Rep. Bonnie Watson Coleman, the chair of the Emergency Task Force said, "This is a huge step and one we’ve been building toward since launching the Emergency Taskforce in April of 2019. When I began this work, it was out of a desire to bring federal resources to bear in what was clearly becoming a crisis – resources for awareness, for research, for education and more. We put together a working group of experts, released a report, and finally introduced this bill to ring the alarm and force everyone to pay attention. This bill will give us the tools to address mental health for all communities, and I’m grateful to see it move on to the Senate.”
The Pursuing Equity in Mental Health Act is endorsed by The American Psychological Association, The American Psychiatric Association, The Trevor Project, The American Foundation for Suicide Prevention, Mental Health America, Sandy Hook Promise, The American Association of Psychoanalysis in Clinical Social Work, The Jed Foundation, and the Mental Wealth Alliance.
How can I show my support?
In addition to participating in activities sponsored by mental health organizations like the ones noted above, every effort to normalize conversations about mental health helps the cause!
One great way you can initiate conversation is by wearing clothing with messages that support mental health awareness like our mental health shirts. healed-ish mental health apparel features positive affirmations designed to support people who are struggling with mental health issues. By wearing one of our self-care shirts, mental health hoodies, or using other mental health merch, you can help to spread the message that everyone deserves to love and accept themselves just as they are.

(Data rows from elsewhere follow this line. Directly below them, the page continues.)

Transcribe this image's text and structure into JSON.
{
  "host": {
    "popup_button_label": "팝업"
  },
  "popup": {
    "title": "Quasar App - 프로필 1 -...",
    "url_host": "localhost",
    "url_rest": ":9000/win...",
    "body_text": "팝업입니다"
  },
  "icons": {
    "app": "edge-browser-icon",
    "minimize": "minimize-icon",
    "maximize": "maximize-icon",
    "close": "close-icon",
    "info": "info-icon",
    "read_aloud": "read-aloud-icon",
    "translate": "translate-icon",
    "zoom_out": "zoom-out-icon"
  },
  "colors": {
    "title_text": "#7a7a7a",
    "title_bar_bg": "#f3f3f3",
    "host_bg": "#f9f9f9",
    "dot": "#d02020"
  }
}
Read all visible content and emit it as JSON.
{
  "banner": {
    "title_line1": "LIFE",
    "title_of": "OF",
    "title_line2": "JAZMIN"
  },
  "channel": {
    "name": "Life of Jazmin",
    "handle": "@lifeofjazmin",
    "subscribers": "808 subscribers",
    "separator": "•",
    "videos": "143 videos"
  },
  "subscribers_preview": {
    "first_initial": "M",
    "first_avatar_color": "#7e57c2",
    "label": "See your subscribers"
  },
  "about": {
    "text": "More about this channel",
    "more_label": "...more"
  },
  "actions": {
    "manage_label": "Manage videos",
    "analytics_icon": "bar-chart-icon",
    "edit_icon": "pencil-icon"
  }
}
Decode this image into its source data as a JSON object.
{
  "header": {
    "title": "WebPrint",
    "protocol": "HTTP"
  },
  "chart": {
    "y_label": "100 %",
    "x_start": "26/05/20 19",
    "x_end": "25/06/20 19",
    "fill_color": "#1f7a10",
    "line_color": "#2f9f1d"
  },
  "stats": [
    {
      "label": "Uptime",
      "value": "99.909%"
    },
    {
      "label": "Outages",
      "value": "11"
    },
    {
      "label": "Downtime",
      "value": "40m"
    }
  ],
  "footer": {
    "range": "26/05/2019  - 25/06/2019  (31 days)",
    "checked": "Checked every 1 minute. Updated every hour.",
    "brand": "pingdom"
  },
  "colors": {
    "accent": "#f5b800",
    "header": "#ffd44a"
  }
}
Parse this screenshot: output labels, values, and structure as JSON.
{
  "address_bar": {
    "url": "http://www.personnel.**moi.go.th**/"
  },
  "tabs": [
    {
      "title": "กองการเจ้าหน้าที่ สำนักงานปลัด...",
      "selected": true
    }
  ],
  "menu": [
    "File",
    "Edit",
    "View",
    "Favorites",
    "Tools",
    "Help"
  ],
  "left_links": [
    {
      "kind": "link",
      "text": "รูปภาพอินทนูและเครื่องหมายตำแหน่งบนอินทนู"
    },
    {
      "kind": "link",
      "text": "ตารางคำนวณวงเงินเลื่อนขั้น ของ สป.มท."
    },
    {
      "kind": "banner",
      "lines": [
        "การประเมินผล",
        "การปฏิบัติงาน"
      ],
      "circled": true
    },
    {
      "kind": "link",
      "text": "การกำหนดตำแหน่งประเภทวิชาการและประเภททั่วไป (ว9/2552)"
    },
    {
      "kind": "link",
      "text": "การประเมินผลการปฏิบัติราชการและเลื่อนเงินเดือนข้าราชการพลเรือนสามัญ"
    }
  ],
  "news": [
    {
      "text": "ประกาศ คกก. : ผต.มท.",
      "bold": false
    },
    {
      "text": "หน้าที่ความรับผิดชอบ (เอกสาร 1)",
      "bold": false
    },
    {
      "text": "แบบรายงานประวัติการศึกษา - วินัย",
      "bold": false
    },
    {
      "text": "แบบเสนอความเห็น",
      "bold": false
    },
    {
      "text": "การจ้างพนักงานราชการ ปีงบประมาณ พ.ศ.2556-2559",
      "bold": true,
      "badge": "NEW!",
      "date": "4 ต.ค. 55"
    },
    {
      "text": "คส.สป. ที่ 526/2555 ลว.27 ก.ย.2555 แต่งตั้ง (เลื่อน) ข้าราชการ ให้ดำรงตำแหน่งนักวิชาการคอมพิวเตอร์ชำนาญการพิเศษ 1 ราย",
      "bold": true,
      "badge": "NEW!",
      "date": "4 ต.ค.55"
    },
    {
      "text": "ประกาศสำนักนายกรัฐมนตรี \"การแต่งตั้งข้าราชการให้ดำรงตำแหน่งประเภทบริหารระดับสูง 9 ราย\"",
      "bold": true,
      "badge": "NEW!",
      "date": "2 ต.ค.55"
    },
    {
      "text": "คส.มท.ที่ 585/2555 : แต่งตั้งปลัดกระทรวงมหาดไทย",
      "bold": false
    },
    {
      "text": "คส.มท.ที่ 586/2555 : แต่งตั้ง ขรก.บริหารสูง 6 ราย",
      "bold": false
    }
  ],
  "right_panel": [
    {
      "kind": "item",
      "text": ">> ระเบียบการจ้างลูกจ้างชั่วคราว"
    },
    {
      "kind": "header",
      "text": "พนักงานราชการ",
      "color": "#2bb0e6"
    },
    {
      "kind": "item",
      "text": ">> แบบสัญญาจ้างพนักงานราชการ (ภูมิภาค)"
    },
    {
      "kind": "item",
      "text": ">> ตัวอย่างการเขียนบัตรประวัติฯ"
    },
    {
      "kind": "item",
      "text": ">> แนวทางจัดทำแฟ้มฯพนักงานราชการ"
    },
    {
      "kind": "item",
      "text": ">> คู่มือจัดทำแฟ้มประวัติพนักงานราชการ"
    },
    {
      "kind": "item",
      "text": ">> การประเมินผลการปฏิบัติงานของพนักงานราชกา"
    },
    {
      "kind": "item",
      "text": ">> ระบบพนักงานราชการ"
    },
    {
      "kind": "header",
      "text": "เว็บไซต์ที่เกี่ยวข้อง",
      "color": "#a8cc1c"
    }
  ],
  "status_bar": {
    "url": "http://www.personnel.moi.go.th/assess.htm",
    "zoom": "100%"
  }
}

In addition to raising awareness, this month is also about celebrating the progress that has been made in minority mental health. We have come a long way in recent years, but there is still more work to be done. This month, let's celebrate the progress that has been made and continue working towards a future where everyone has access to quality mental health care.
Breaking the silence around minority mental health is an important step in promoting healing and recovery for all. During this National Minority Mental Health Awareness Month, let's make a commitment to start the conversation and continue working towards a more inclusive and equitable world for all.